• **THE RECORDS**:
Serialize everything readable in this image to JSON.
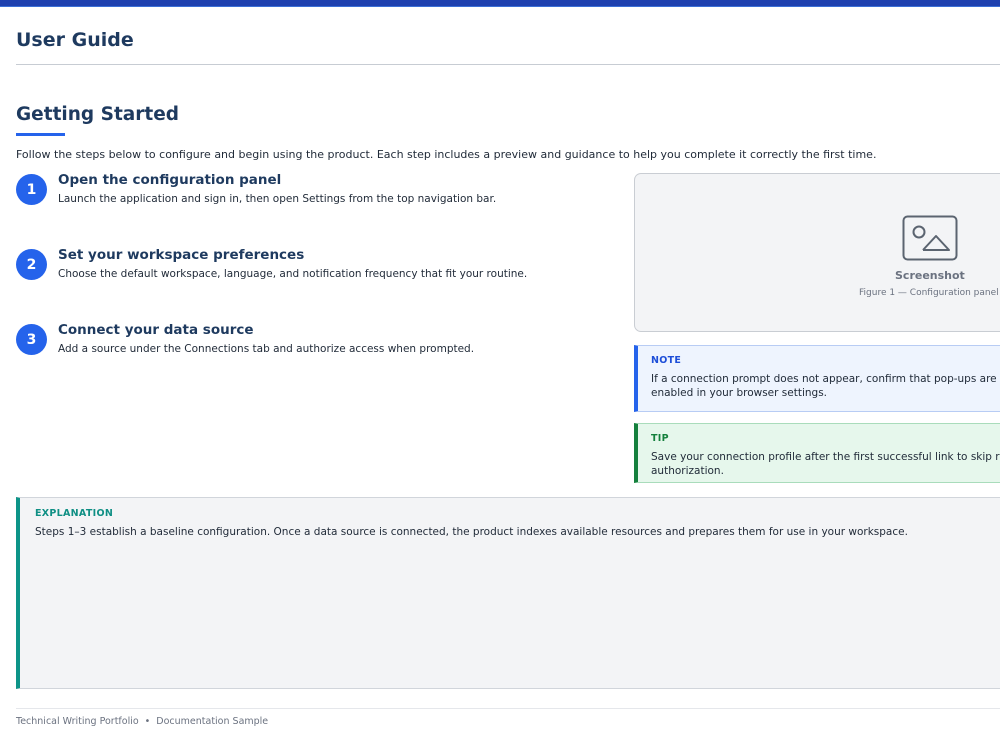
{
  "header": {
    "title": "User Guide"
  },
  "section": {
    "heading": "Getting Started",
    "intro": "Follow the steps below to configure and begin using the product. Each step includes a preview and guidance to help you complete it correctly the first time."
  },
  "steps": [
    {
      "number": "1",
      "title": "Open the configuration panel",
      "description": "Launch the application and sign in, then open Settings from the top navigation bar."
    },
    {
      "number": "2",
      "title": "Set your workspace preferences",
      "description": "Choose the default workspace, language, and notification frequency that fit your routine."
    },
    {
      "number": "3",
      "title": "Connect your data source",
      "description": "Add a source under the Connections tab and authorize access when prompted."
    }
  ],
  "screenshot": {
    "icon": "image-icon",
    "label": "Screenshot",
    "caption": "Figure 1 — Configuration panel"
  },
  "note": {
    "label": "NOTE",
    "text": "If a connection prompt does not appear, confirm that pop-ups are enabled in your browser settings."
  },
  "tip": {
    "label": "TIP",
    "text": "Save your connection profile after the first successful link to skip re-authorization."
  },
  "explanation": {
    "label": "EXPLANATION",
    "text": "Steps 1–3 establish a baseline configuration. Once a data source is connected, the product indexes available resources and prepares them for use in your workspace."
  },
  "footer": {
    "left": "Technical Writing Portfolio",
    "separator": "•",
    "right": "Documentation Sample"
  },
  "colors": {
    "accent": "#2563eb",
    "heading": "#1e3a5f",
    "note_border": "#2563eb",
    "tip_border": "#15803d",
    "explanation_border": "#0d9488"
  }
}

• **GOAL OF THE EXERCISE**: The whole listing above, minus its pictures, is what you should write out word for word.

• **SOLUTION TO THE EXERCISE**:
Serialize everything readable in this image to JSON.
{
  "header": {
    "title": "User Guide"
  },
  "section": {
    "heading": "Getting Started",
    "intro": "Follow the steps below to configure and begin using the product. Each step includes a preview and guidance to help you complete it correctly the first time."
  },
  "steps": [
    {
      "number": "1",
      "title": "Open the configuration panel",
      "description": "Launch the application and sign in, then open Settings from the top navigation bar."
    },
    {
      "number": "2",
      "title": "Set your workspace preferences",
      "description": "Choose the default workspace, language, and notification frequency that fit your routine."
    },
    {
      "number": "3",
      "title": "Connect your data source",
      "description": "Add a source under the Connections tab and authorize access when prompted."
    }
  ],
  "screenshot": {
    "icon": "image-icon",
    "label": "Screenshot",
    "caption": "Figure 1 — Configuration panel"
  },
  "note": {
    "label": "NOTE",
    "text": "If a connection prompt does not appear, confirm that pop-ups are enabled in your browser settings."
  },
  "tip": {
    "label": "TIP",
    "text": "Save your connection profile after the first successful link to skip re-authorization."
  },
  "explanation": {
    "label": "EXPLANATION",
    "text": "Steps 1–3 establish a baseline configuration. Once a data source is connected, the product indexes available resources and prepares them for use in your workspace."
  },
  "footer": {
    "left": "Technical Writing Portfolio",
    "separator": "•",
    "right": "Documentation Sample"
  },
  "colors": {
    "accent": "#2563eb",
    "heading": "#1e3a5f",
    "note_border": "#2563eb",
    "tip_border": "#15803d",
    "explanation_border": "#0d9488"
  }
}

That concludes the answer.